### WHAT YOU SHOULD DO
For this exercise, repeat the records below exactly and omit every picture.
-------- SOURCE DATA
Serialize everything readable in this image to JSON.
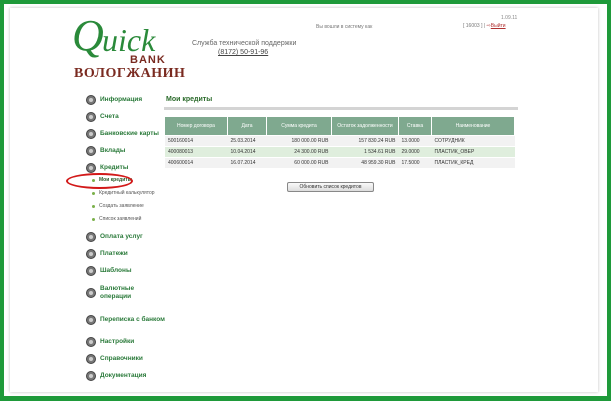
{
  "header": {
    "logo": {
      "q": "Q",
      "uick": "uick",
      "bank": "BANK",
      "region": "ВОЛОГЖАНИН"
    },
    "support_label": "Служба технической поддержки",
    "support_phone": "(8172) 50-91-96",
    "welcome": "Вы вошли в систему как",
    "user_id": "[ 16003 ]",
    "separator": "|",
    "exit_label": "Выйти",
    "version": "1.09.11"
  },
  "sidebar": {
    "items": [
      {
        "label": "Информация"
      },
      {
        "label": "Счета"
      },
      {
        "label": "Банковские карты"
      },
      {
        "label": "Вклады"
      },
      {
        "label": "Кредиты"
      }
    ],
    "credit_subitems": [
      {
        "label": "Мои кредиты",
        "active": true
      },
      {
        "label": "Кредитный калькулятор"
      },
      {
        "label": "Создать заявление"
      },
      {
        "label": "Список заявлений"
      }
    ],
    "items_after": [
      {
        "label": "Оплата услуг"
      },
      {
        "label": "Платежи"
      },
      {
        "label": "Шаблоны"
      },
      {
        "label": "Валютные операции"
      },
      {
        "label": "Переписка с банком"
      },
      {
        "label": "Настройки"
      },
      {
        "label": "Справочники"
      },
      {
        "label": "Документация"
      }
    ]
  },
  "main": {
    "title": "Мои кредиты",
    "table": {
      "columns": [
        "Номер договора",
        "Дата",
        "Сумма кредита",
        "Остаток задолженности",
        "Ставка",
        "Наименование"
      ],
      "rows": [
        [
          "500160014",
          "25.03.2014",
          "180 000.00 RUB",
          "157 830.24 RUB",
          "13.0000",
          "СОТРУДНИК"
        ],
        [
          "400080013",
          "10.04.2014",
          "24 300.00 RUB",
          "1 534.61 RUB",
          "29.0000",
          "ПЛАСТИК_ОВЕР"
        ],
        [
          "400600014",
          "16.07.2014",
          "60 000.00 RUB",
          "48 959.30 RUB",
          "17.5000",
          "ПЛАСТИК_КРЕД"
        ]
      ]
    },
    "refresh_label": "Обновить список кредитов"
  },
  "colors": {
    "frame": "#1f9a3a",
    "accent": "#2a7a3a",
    "highlight_circle": "#d21919",
    "table_header": "#7fa98f"
  }
}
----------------
### EXERCISE RESULT
Serialize everything readable in this image to JSON.
{
  "header": {
    "logo": {
      "q": "Q",
      "uick": "uick",
      "bank": "BANK",
      "region": "ВОЛОГЖАНИН"
    },
    "support_label": "Служба технической поддержки",
    "support_phone": "(8172) 50-91-96",
    "welcome": "Вы вошли в систему как",
    "user_id": "[ 16003 ]",
    "separator": "|",
    "exit_label": "Выйти",
    "version": "1.09.11"
  },
  "sidebar": {
    "items": [
      {
        "label": "Информация"
      },
      {
        "label": "Счета"
      },
      {
        "label": "Банковские карты"
      },
      {
        "label": "Вклады"
      },
      {
        "label": "Кредиты"
      }
    ],
    "credit_subitems": [
      {
        "label": "Мои кредиты",
        "active": true
      },
      {
        "label": "Кредитный калькулятор"
      },
      {
        "label": "Создать заявление"
      },
      {
        "label": "Список заявлений"
      }
    ],
    "items_after": [
      {
        "label": "Оплата услуг"
      },
      {
        "label": "Платежи"
      },
      {
        "label": "Шаблоны"
      },
      {
        "label": "Валютные операции"
      },
      {
        "label": "Переписка с банком"
      },
      {
        "label": "Настройки"
      },
      {
        "label": "Справочники"
      },
      {
        "label": "Документация"
      }
    ]
  },
  "main": {
    "title": "Мои кредиты",
    "table": {
      "columns": [
        "Номер договора",
        "Дата",
        "Сумма кредита",
        "Остаток задолженности",
        "Ставка",
        "Наименование"
      ],
      "rows": [
        [
          "500160014",
          "25.03.2014",
          "180 000.00 RUB",
          "157 830.24 RUB",
          "13.0000",
          "СОТРУДНИК"
        ],
        [
          "400080013",
          "10.04.2014",
          "24 300.00 RUB",
          "1 534.61 RUB",
          "29.0000",
          "ПЛАСТИК_ОВЕР"
        ],
        [
          "400600014",
          "16.07.2014",
          "60 000.00 RUB",
          "48 959.30 RUB",
          "17.5000",
          "ПЛАСТИК_КРЕД"
        ]
      ]
    },
    "refresh_label": "Обновить список кредитов"
  },
  "colors": {
    "frame": "#1f9a3a",
    "accent": "#2a7a3a",
    "highlight_circle": "#d21919",
    "table_header": "#7fa98f"
  }
}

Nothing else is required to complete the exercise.